INPUT below:

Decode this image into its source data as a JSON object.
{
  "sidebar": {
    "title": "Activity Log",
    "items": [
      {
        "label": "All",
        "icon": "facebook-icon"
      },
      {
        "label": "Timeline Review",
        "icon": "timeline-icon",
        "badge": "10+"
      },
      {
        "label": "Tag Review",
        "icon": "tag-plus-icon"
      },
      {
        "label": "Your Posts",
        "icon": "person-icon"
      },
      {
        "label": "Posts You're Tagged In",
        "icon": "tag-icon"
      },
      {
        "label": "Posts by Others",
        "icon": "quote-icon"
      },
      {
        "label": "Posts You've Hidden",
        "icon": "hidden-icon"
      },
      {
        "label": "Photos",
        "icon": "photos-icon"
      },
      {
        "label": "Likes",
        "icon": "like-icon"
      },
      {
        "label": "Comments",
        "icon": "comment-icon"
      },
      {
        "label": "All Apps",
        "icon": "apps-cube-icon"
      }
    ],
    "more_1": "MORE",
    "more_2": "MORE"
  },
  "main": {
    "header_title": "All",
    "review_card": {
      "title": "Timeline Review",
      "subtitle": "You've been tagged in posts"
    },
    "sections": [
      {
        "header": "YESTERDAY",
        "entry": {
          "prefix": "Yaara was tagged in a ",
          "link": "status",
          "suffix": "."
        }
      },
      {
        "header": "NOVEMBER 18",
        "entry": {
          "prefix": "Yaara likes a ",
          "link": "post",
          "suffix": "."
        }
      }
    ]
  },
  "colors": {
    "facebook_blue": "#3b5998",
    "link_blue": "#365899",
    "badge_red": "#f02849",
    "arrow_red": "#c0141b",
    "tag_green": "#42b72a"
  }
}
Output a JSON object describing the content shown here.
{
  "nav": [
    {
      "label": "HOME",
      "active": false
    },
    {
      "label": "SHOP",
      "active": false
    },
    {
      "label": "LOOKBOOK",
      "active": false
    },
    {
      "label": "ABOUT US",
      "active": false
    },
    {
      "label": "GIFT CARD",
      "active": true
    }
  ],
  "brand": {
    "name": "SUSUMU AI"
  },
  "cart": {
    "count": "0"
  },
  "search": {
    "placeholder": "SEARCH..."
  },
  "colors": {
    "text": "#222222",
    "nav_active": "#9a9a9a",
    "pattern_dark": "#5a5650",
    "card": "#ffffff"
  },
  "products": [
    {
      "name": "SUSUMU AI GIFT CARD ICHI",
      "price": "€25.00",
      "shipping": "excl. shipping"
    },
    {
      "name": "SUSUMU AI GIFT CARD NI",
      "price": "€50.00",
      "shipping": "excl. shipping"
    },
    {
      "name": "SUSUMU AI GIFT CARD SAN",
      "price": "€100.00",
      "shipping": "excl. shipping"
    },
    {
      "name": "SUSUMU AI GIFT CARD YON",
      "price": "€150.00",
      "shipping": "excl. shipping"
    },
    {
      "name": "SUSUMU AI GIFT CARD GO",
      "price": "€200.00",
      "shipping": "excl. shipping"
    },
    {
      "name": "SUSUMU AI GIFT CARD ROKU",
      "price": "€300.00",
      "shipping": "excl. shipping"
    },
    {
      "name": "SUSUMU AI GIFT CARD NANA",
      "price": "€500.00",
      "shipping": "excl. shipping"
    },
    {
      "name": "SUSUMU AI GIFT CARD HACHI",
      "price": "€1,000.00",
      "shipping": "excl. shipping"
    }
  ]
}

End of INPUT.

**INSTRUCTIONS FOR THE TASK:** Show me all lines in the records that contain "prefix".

**TASK OUTPUT:**
          "prefix": "Yaara was tagged in a ",
          "prefix": "Yaara likes a ",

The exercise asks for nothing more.